WHAT IS BEING ASKED
Reproduce the whole listing, keeping every character the same.

++++

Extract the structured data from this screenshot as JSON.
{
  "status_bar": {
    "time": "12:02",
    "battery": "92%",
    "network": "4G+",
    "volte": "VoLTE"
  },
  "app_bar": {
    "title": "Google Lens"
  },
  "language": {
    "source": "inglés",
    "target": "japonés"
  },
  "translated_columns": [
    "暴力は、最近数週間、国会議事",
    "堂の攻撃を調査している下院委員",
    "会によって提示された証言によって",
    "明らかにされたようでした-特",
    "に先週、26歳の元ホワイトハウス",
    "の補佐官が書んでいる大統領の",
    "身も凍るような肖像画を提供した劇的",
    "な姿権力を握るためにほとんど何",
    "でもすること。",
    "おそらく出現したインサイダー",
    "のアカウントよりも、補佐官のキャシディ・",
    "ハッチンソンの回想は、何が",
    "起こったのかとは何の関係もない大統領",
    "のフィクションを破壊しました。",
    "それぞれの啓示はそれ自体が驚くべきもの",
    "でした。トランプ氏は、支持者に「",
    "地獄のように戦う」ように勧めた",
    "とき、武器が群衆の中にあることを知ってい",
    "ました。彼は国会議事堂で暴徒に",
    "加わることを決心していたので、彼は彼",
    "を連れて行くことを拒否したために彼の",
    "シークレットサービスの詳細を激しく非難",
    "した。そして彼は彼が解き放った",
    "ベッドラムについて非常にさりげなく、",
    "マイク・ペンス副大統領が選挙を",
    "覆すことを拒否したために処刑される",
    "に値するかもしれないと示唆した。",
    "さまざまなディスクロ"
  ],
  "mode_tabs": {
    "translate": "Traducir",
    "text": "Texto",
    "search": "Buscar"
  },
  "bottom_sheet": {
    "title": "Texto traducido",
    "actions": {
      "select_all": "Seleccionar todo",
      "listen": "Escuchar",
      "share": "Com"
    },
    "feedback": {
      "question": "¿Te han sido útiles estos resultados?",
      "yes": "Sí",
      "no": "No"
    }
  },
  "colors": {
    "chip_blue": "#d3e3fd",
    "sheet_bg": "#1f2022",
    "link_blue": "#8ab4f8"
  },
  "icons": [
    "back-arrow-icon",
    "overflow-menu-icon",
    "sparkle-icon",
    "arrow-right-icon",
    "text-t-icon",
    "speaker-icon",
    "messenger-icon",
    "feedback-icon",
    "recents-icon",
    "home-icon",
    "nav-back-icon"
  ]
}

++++

RESULT OF THE TASK
Extract the structured data from this screenshot as JSON.
{
  "status_bar": {
    "time": "12:02",
    "battery": "92%",
    "network": "4G+",
    "volte": "VoLTE"
  },
  "app_bar": {
    "title": "Google Lens"
  },
  "language": {
    "source": "inglés",
    "target": "japonés"
  },
  "translated_columns": [
    "暴力は、最近数週間、国会議事",
    "堂の攻撃を調査している下院委員",
    "会によって提示された証言によって",
    "明らかにされたようでした-特",
    "に先週、26歳の元ホワイトハウス",
    "の補佐官が書んでいる大統領の",
    "身も凍るような肖像画を提供した劇的",
    "な姿権力を握るためにほとんど何",
    "でもすること。",
    "おそらく出現したインサイダー",
    "のアカウントよりも、補佐官のキャシディ・",
    "ハッチンソンの回想は、何が",
    "起こったのかとは何の関係もない大統領",
    "のフィクションを破壊しました。",
    "それぞれの啓示はそれ自体が驚くべきもの",
    "でした。トランプ氏は、支持者に「",
    "地獄のように戦う」ように勧めた",
    "とき、武器が群衆の中にあることを知ってい",
    "ました。彼は国会議事堂で暴徒に",
    "加わることを決心していたので、彼は彼",
    "を連れて行くことを拒否したために彼の",
    "シークレットサービスの詳細を激しく非難",
    "した。そして彼は彼が解き放った",
    "ベッドラムについて非常にさりげなく、",
    "マイク・ペンス副大統領が選挙を",
    "覆すことを拒否したために処刑される",
    "に値するかもしれないと示唆した。",
    "さまざまなディスクロ"
  ],
  "mode_tabs": {
    "translate": "Traducir",
    "text": "Texto",
    "search": "Buscar"
  },
  "bottom_sheet": {
    "title": "Texto traducido",
    "actions": {
      "select_all": "Seleccionar todo",
      "listen": "Escuchar",
      "share": "Com"
    },
    "feedback": {
      "question": "¿Te han sido útiles estos resultados?",
      "yes": "Sí",
      "no": "No"
    }
  },
  "colors": {
    "chip_blue": "#d3e3fd",
    "sheet_bg": "#1f2022",
    "link_blue": "#8ab4f8"
  },
  "icons": [
    "back-arrow-icon",
    "overflow-menu-icon",
    "sparkle-icon",
    "arrow-right-icon",
    "text-t-icon",
    "speaker-icon",
    "messenger-icon",
    "feedback-icon",
    "recents-icon",
    "home-icon",
    "nav-back-icon"
  ]
}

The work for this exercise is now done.